Irrespective of the specific choice of technology, they all share the main benefits of wireless applications: they are easy to deploy, maintain, and scale.
The three Ps of lighting
You’ll find lights wherever people spend time. Just take a minute to count how many fixed lights you can see. Unless you’re way off the beaten path, you’ll be surrounded by plenty of them. They’re usually well positioned. And they are powered by necessity.
The three Ps of lighting – Plenty, Position, Powered – are just as important for applications in the Internet of Things, which typically also need plenty of well-positioned and powered wireless nodes.
[tweetable]By creating a network of wireless nodes that spans a city, an office, a factory, or a shopping mall that other applications can latch onto, lighting networks pave the way for a new generation of services that are affordable and easy to install, maintain, and operate.[/tweetable]

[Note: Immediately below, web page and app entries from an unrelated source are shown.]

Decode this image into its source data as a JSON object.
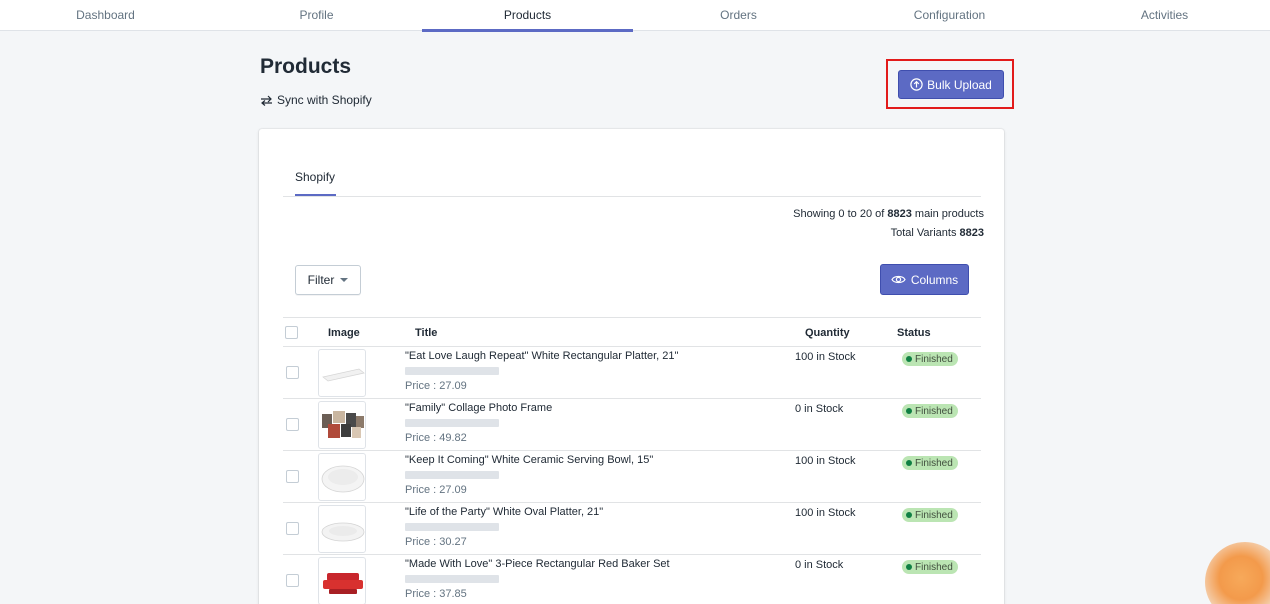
{
  "nav": {
    "tabs": [
      {
        "label": "Dashboard"
      },
      {
        "label": "Profile"
      },
      {
        "label": "Products"
      },
      {
        "label": "Orders"
      },
      {
        "label": "Configuration"
      },
      {
        "label": "Activities"
      }
    ],
    "active": "Products"
  },
  "header": {
    "title": "Products",
    "sync_label": "Sync with Shopify",
    "bulk_upload_label": "Bulk Upload"
  },
  "card": {
    "tab_label": "Shopify",
    "showing_prefix": "Showing 0 to 20 of ",
    "showing_count": "8823",
    "showing_suffix": " main products",
    "variants_prefix": "Total Variants ",
    "variants_count": "8823",
    "filter_label": "Filter",
    "columns_label": "Columns"
  },
  "table": {
    "columns": [
      "Image",
      "Title",
      "Quantity",
      "Status"
    ],
    "rows": [
      {
        "title": "\"Eat Love Laugh Repeat\" White Rectangular Platter, 21\"",
        "price": "Price : 27.09",
        "quantity": "100 in Stock",
        "status": "Finished",
        "image": "white-platter"
      },
      {
        "title": "\"Family\" Collage Photo Frame",
        "price": "Price : 49.82",
        "quantity": "0 in Stock",
        "status": "Finished",
        "image": "photo-frame"
      },
      {
        "title": "\"Keep It Coming\" White Ceramic Serving Bowl, 15\"",
        "price": "Price : 27.09",
        "quantity": "100 in Stock",
        "status": "Finished",
        "image": "white-bowl"
      },
      {
        "title": "\"Life of the Party\" White Oval Platter, 21\"",
        "price": "Price : 30.27",
        "quantity": "100 in Stock",
        "status": "Finished",
        "image": "oval-platter"
      },
      {
        "title": "\"Made With Love\" 3-Piece Rectangular Red Baker Set",
        "price": "Price : 37.85",
        "quantity": "0 in Stock",
        "status": "Finished",
        "image": "red-baker"
      }
    ]
  },
  "colors": {
    "accent": "#5c6ac4",
    "highlight": "#e21b1b",
    "badge_bg": "#bbe5b3",
    "badge_dot": "#108043"
  }
}
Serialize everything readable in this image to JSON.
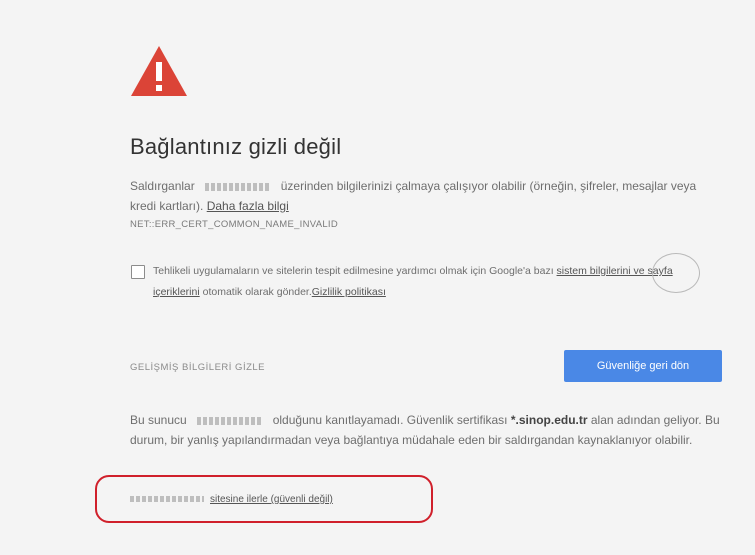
{
  "colors": {
    "warning": "#db4437",
    "primary_button": "#4a88e6",
    "annotation": "#d0202b",
    "background": "#f4f4f4"
  },
  "icons": {
    "warning": "warning-triangle-icon"
  },
  "interstitial": {
    "title": "Bağlantınız gizli değil",
    "desc_before_host": "Saldırganlar",
    "desc_after_host": "üzerinden bilgilerinizi çalmaya çalışıyor olabilir (örneğin, şifreler, mesajlar veya kredi kartları).",
    "learn_more_link": "Daha fazla bilgi",
    "error_code": "NET::ERR_CERT_COMMON_NAME_INVALID",
    "optin": {
      "text_before": "Tehlikeli uygulamaların ve sitelerin tespit edilmesine yardımcı olmak için Google'a bazı",
      "system_info_link": "sistem bilgilerini ve sayfa içeriklerini",
      "text_middle": "otomatik olarak gönder.",
      "privacy_link": "Gizlilik politikası"
    },
    "details_button": "GELİŞMİŞ BİLGİLERİ GİZLE",
    "back_button": "Güvenliğe geri dön",
    "details": {
      "prefix": "Bu sunucu",
      "middle": "olduğunu kanıtlayamadı. Güvenlik sertifikası",
      "cert_domain": "*.sinop.edu.tr",
      "suffix": "alan adından geliyor. Bu durum, bir yanlış yapılandırmadan veya bağlantıya müdahale eden bir saldırgandan kaynaklanıyor olabilir."
    },
    "proceed_link": "sitesine ilerle (güvenli değil)"
  }
}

Enabling new value-added services
Shopping malls and individual retailers have already begun to exploit this wireless communication backbone. By tracking their customers with Bluetooth beacons integrating into the lighting infrastructure, they are able to offer dynamic and personalized loyalty schemes via smartphone apps, monitor the customers to optimize shop layout, and help them find their way around the store.
In industry, the lighting infrastructure can be used to enable indoor positioning services to track valuable assets, tools and equipment, and personnel. Even more applications will become possible with the recent Bluetooth 5.1 specification announced by the Bluetooth SIG earlier this year, which uses a new direction finding feature to enable down to centimeter-level positioning accuracies. Finally, companies can set up distributed sensors to monitor room occupancy to optimize space allocation and track employees to manage their access to restricted locations.
Smart street lights provide a natural connectivity backbone for a range of smart city applications. Battery-powered smart parking sensors could, for example, transmit the status of the parking lots they are monitoring to the nearest street light, from where the information could be sent to the cloud. Traffic congestion monitoring, smart digital signage, and intelligent traffic control applications such as V2X communication, traffic light control, and deployable surveillance for public events are just some of the other smart city applications that smart street lights could enable.
With plenty of powered lights strategically positioned both in- and outdoors, smart lighting infrastructure is establishing itself as a viable backbone to deliver value-added services for our connected future.
1 Bahga, A.; Madisetti, V. (2014). Internet of Things: A Hands-On Approach:. Vpt. p.50. ISBN978-0-9960255-1-5. Retrieved February 10, 2015.
2 The Internet of Things in Smart Commercial Buildings 2018 to 2022, Memoori Research, Q2 2018.